Saturday, 3 December 2011

Aus (1) - Melbourne to The Grampians

Melbourne riverside

When I finally arrived in Melbourne at 2am after the hassle with Air Pacific, I went straight to the hotel and slept. I had two full days to explore the city before picking up a hire car and hitting the road (and in Australia these are very long roads). The next morning I walked towards town and grabbed a coffee. The couples on the table next to me were all dressed up. When you see a bunch of rough looking guys in suits with wide-knot ties they're either Championship footballers, estate agents or there's a wedding. But it wasn't just the adjacent table. The whole city was full of suits and glamorous women. It was the Melbourne Cup day. Now, I find horse racing tedious (though I appreciate it provides gainful employment to men with bad teeth and growth hormone deficiencies) but here it captivates the city so much that it's declared a public holiday in the Melbourne metropolitan area. Big screens were erected for the event and the riverside was buzzing.
Just like NYC, but they drive on the left
Melbourne was born when John Batman bought several hundred thousand hectares of land from the Aborigines. Buying or selling land was a foreign concept for them so Batman managed to secure the land for just some tools, flour and clothes. I shouldn't laugh but it's funny when you see information signs that describe how "Batman took advantage of the Aborigines".
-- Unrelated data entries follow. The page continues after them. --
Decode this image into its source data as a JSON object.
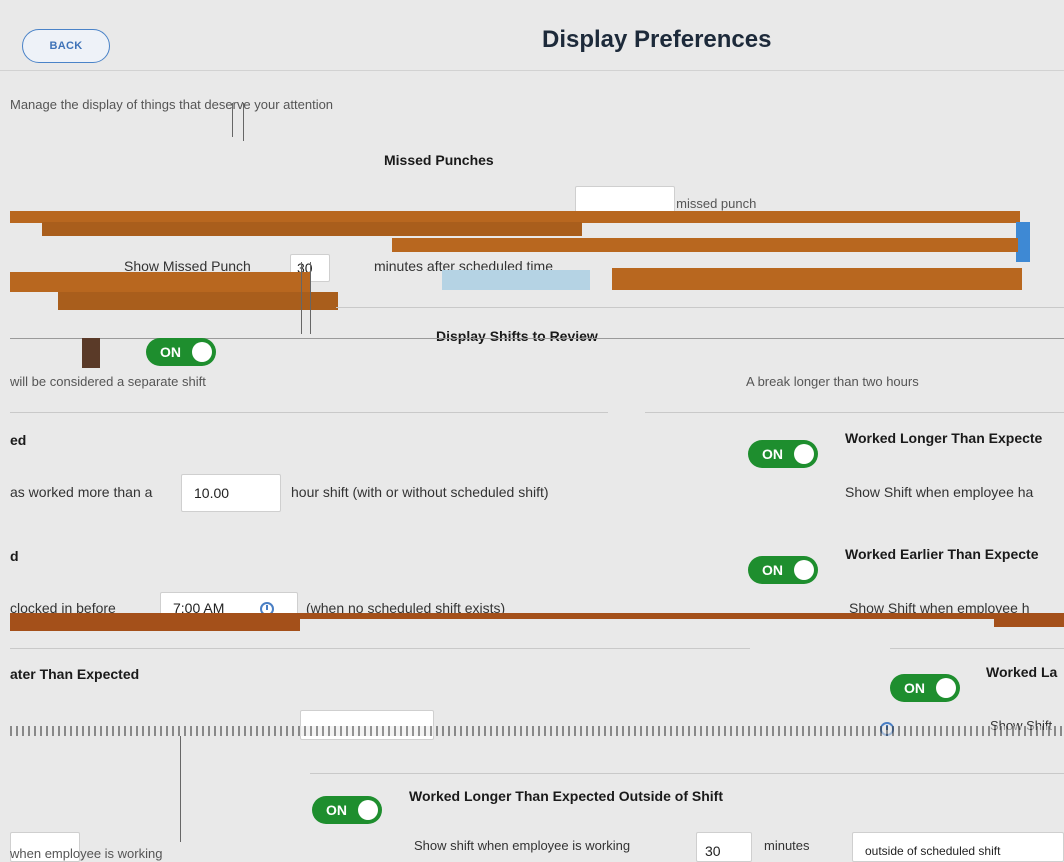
{
  "header": {
    "back_label": "BACK",
    "title": "Display Preferences"
  },
  "intro_text": "Manage the display of things that deserve your attention",
  "missed_punches": {
    "heading": "Missed Punches",
    "description": "Show missed punch",
    "show_label": "Show Missed Punch",
    "minutes_value": "30",
    "after_text": "minutes after scheduled time"
  },
  "shifts_section": {
    "heading": "Display Shifts to Review",
    "master_toggle": "ON",
    "break_note_left": "will be considered a separate shift",
    "break_note_right": "A break longer than two hours"
  },
  "cards": [
    {
      "id": "worked-longer-left",
      "title": "ed",
      "toggle": "ON",
      "desc_prefix": "as worked more than a",
      "value": "10.00",
      "desc_suffix": "hour shift (with or without scheduled shift)"
    },
    {
      "id": "worked-longer-right",
      "title": "Worked Longer Than Expecte",
      "toggle": "ON",
      "desc_prefix": "Show Shift when employee ha"
    },
    {
      "id": "worked-earlier-left",
      "title": "d",
      "desc_prefix": "clocked in before",
      "value": "7:00 AM",
      "desc_suffix": "(when no scheduled shift exists)"
    },
    {
      "id": "worked-earlier-right",
      "title": "Worked Earlier Than Expecte",
      "toggle": "ON",
      "desc_prefix": "Show Shift when employee h"
    },
    {
      "id": "worked-later-left",
      "title": "ater Than Expected"
    },
    {
      "id": "worked-later-right",
      "title": "Worked La",
      "toggle": "ON",
      "desc_prefix": "Show Shift"
    },
    {
      "id": "worked-longer-outside",
      "title": "Worked Longer Than Expected Outside of Shift",
      "toggle": "ON",
      "desc_prefix": "Show shift when employee is working",
      "value": "30",
      "desc_suffix": "minutes",
      "bottom_left": "when employee is working",
      "bottom_right": "outside of scheduled shift"
    }
  ],
  "colors": {
    "toggle_green": "#1e8e2e",
    "accent_blue": "#4a83c8",
    "glitch_brown": "#b8671f"
  }
}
Melbourne has a great food scene: I had some great value feeds in Chinatown and apparently it's one of the best places to get Modern Australian (Mod Oz) cuisine, although I don't really know what that is... as one of my friends said, "Mod Oz is just... food". I burned a lot of these huge meals off by walking around the compact city centre and its many parks.
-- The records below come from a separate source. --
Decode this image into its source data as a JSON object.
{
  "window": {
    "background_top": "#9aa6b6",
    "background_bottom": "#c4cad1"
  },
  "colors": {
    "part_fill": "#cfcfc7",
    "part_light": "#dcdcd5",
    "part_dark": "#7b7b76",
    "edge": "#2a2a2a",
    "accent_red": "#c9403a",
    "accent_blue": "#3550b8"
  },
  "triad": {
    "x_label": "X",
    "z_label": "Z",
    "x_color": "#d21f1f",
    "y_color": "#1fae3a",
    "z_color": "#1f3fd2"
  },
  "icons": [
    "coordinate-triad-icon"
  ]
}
I picked up car and headed for the principal wine region of Victoria, the Yarra Valley. I decided to stay in Healesville, for the lack of a better option and like most of the wine towns I've been to it was the standard mix of fancy B&Bs, Cellar Doors and swanky bistros. I tried to hire a bicycle to attempt to repeat my trip around Marlborough in NZ but in the end I had to admit defeat and take the car. That meant wine tasting but no drinking and, as with most things, spitting out is the least preferred option (ahem...).

I drove south to the Great Ocean Road, 250km of beautiful road hugging the Victoria coast. I passed through small surf towns like Torquay and Anglesea before arriving at the lovely village of Lorne. It was a Saturday and happened to be the first hot weekend of spring, and everyone from Melbourne had made the trip to the coast for surfing and beach time. I walked along the beach to the pier where a group of people fishing had attracted an audience. One guy had snagged a huge 1.5m wide Bull Ray and spent at least half an hour dragging it to shore in order to take the hook out.
Bull Ray at Lorne
This piece of coastline is good for spotting koalas and while driving out of Lorne I kept my eyes peeled for them in the trees. At Kennett River I took a short walk through the forest, looking off into the distance, but this fella was right over my head when I got back to the car: 
Koala, Kennett River
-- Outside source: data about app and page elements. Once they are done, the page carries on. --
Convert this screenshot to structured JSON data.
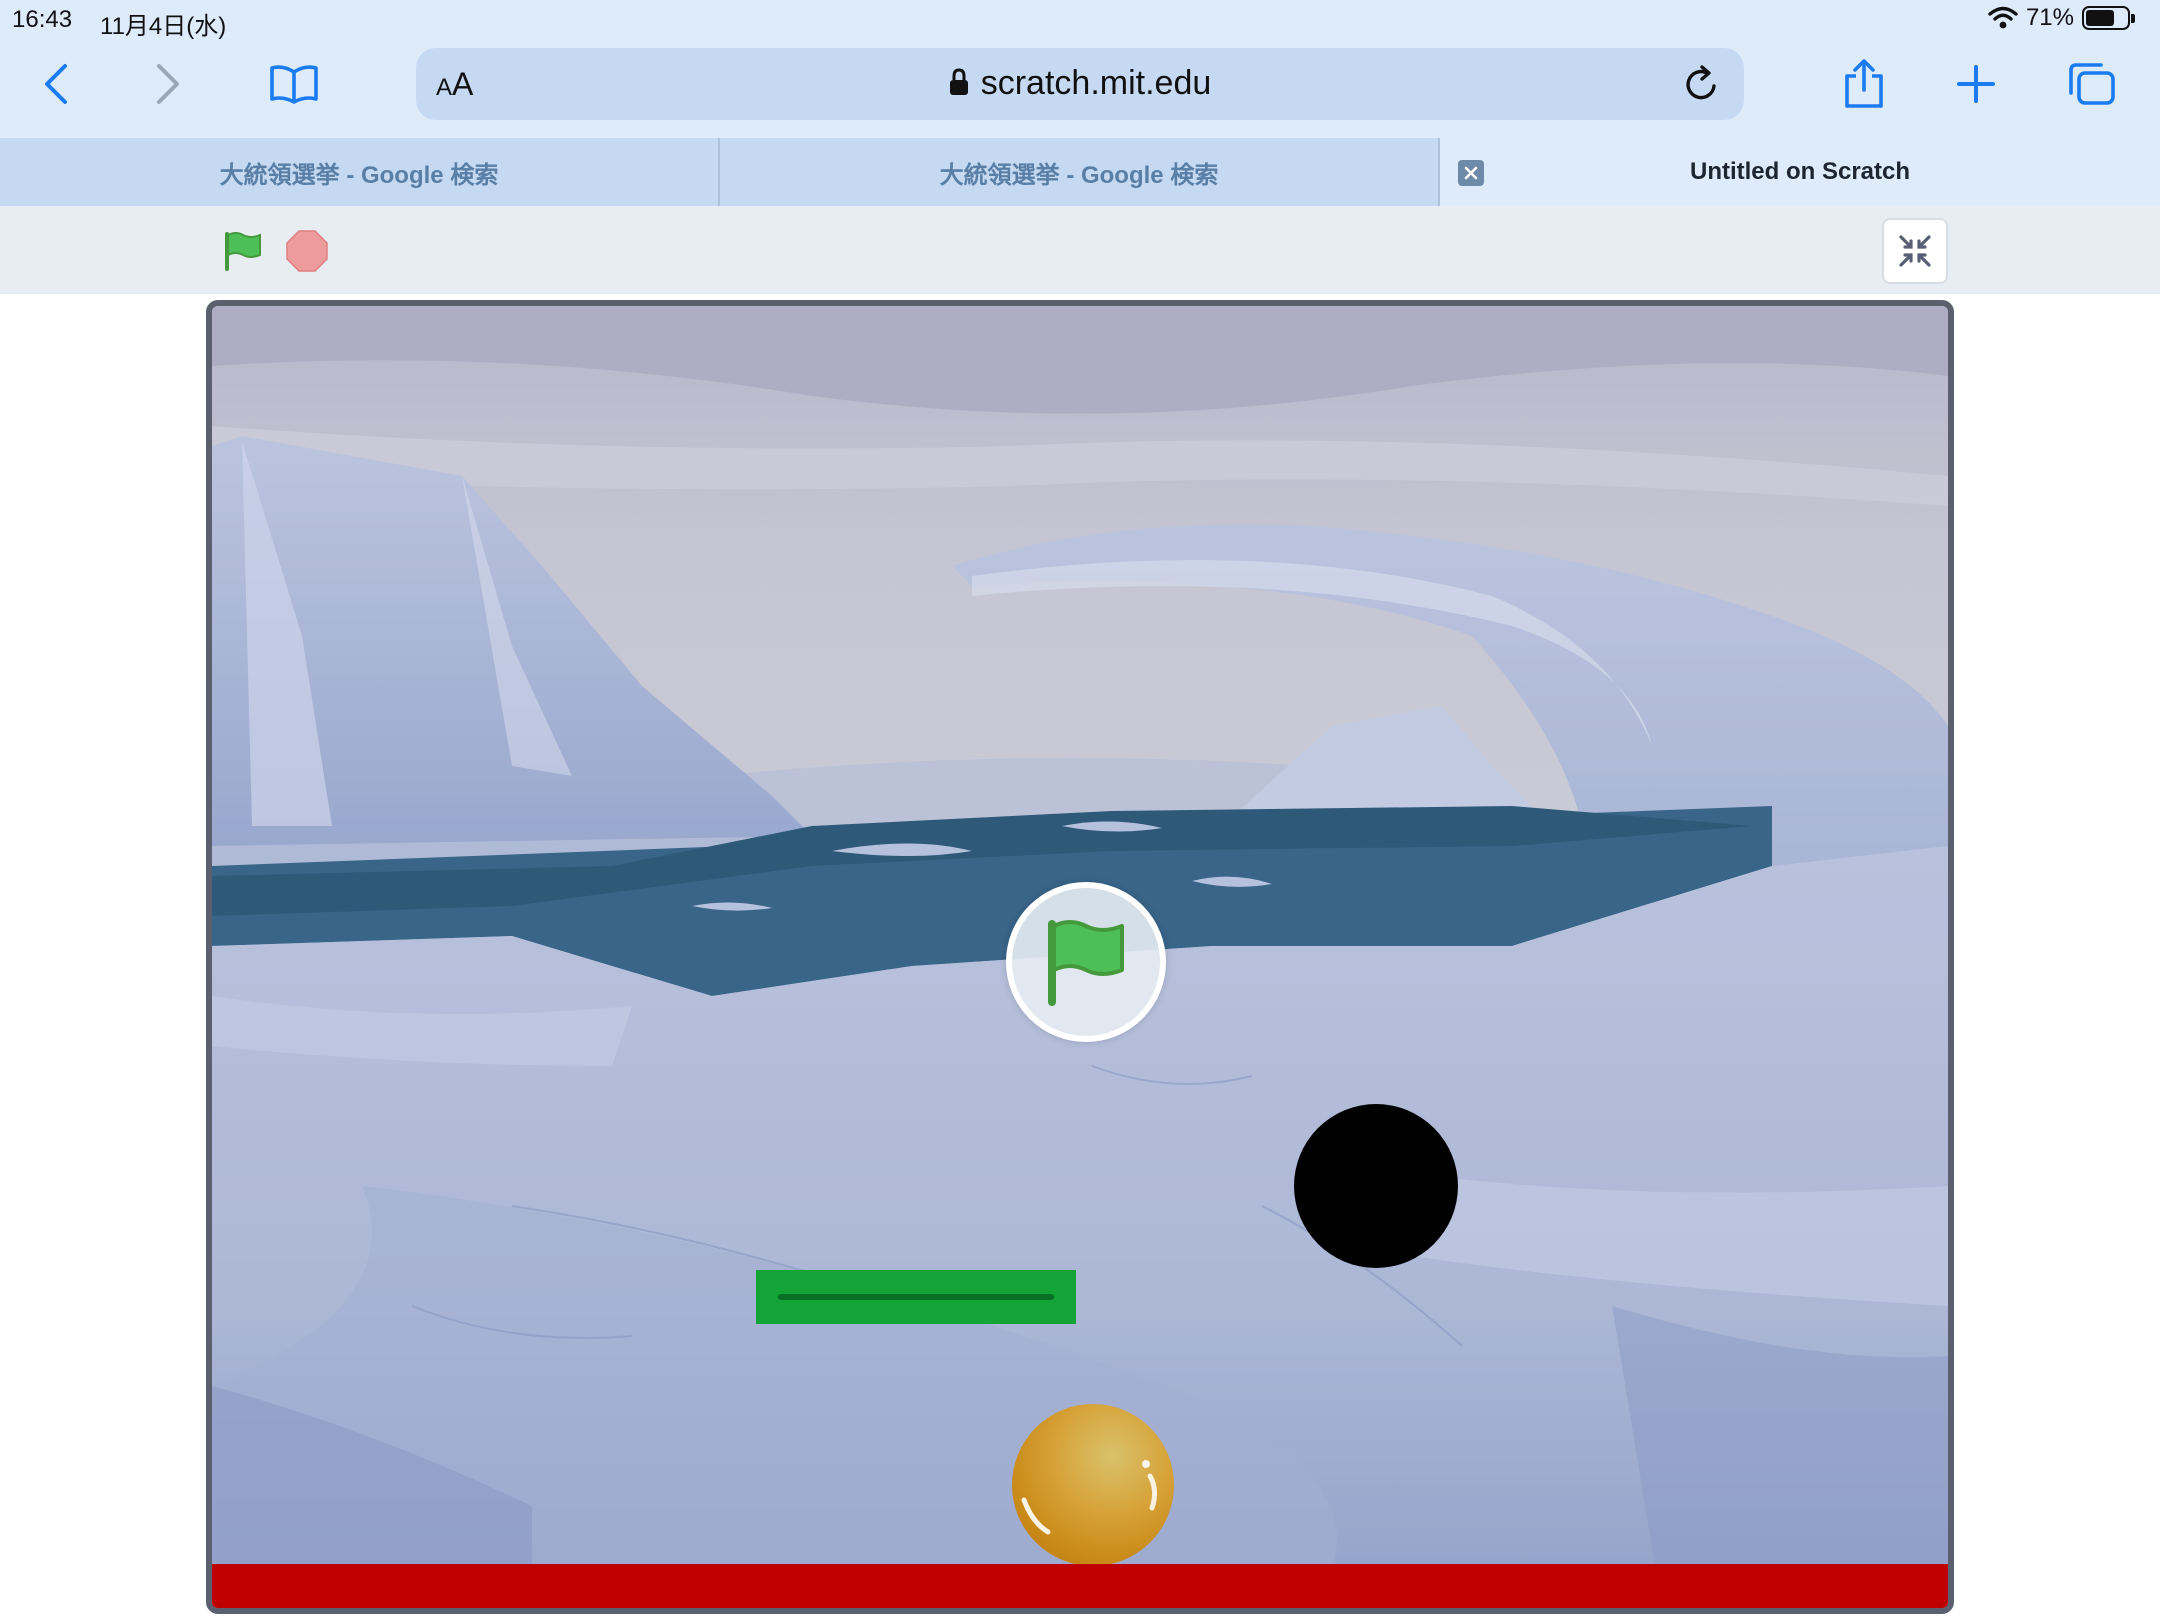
{
  "status_bar": {
    "time": "16:43",
    "date": "11月4日(水)",
    "battery_label": "71%",
    "battery_level": 0.71
  },
  "toolbar": {
    "aa_small": "A",
    "aa_large": "A",
    "url": "scratch.mit.edu",
    "accent_color": "#1a7cf0"
  },
  "tabs": [
    {
      "title": "大統領選挙 - Google 検索",
      "active": false
    },
    {
      "title": "大統領選挙 - Google 検索",
      "active": false
    },
    {
      "title": "Untitled on Scratch",
      "active": true
    }
  ],
  "player": {
    "green_flag_color": "#4cbf56",
    "stop_color": "#ec9c9c",
    "sprites": [
      "paddle",
      "black-ball",
      "golden-ball",
      "floor-bar"
    ],
    "overlay": "green-flag"
  },
  "icons": [
    "back-icon",
    "forward-icon",
    "bookmarks-icon",
    "lock-icon",
    "reload-icon",
    "share-icon",
    "plus-icon",
    "tabs-icon",
    "wifi-icon",
    "battery-icon",
    "green-flag-icon",
    "stop-icon",
    "unfullscreen-icon"
  ]
}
Further down the Road, I passed the 12 Apostles, beautiful rock formations rising out of the ocean, now whittled down to just 6 stacks by the waves. After another close call with fuel I arrived in Port Fairy, a quaint town of sandstone cottages, a little marina and a lighthouse. Black Wallabies hopped around the scrubland near the ocean. At sunset the sky was black with Short-tailed Shearwaters coming back to shore for the evening.
The 12 Apostles
Lighthouse, Port Fairy
The next morning I went to nearby Tower Hill Reserve to walk around the volcanic caldera. There were more koalas here and they seemed completely oblivious to me creeping up close and taking photos. I also saw my first wild emu, which was a lot scrattier than I expected - nothing like those in the cartoons - and my first kangaroo, which comically chased an emu across the carpark. Ever since I arrived in Aus I'd been paranoid of leaving food in my room lest it attract spiders, insects or some other creature with anger management issues. I got chatting with a local family about my mild (I would say healthy) nervousness of Australian animals and they did nothing to put my mind at ease. In fact they pointed out that koalas, which I thought were quite cute even if they did smell of piss, have sharp claws and can attack when you're too close. Also they mentioned that, given these were the first hot days of spring, snakes would be coming out of hibernation and warming up on the paths. Awesome.
A scratty emu 
After gingerly walking around the reserve, I drove inland to Hall's Gap, a very popular one-street village in the mountains of the Grampians National Park. So popular that it has only 300 residents and around 6000 beds. The mountains aren't spectacular, they're all less than 1000m, but they rise quite dramatically out of the flat expanse of wheat fields of the Wimmera. I stayed a couple of days at an eco lodge on the edge of the village, walking in the hills and watching the kangaroos graze of the cricket pitch around the back of the lodge.
'Roos at Hall's Gap

No comments:

Post a Comment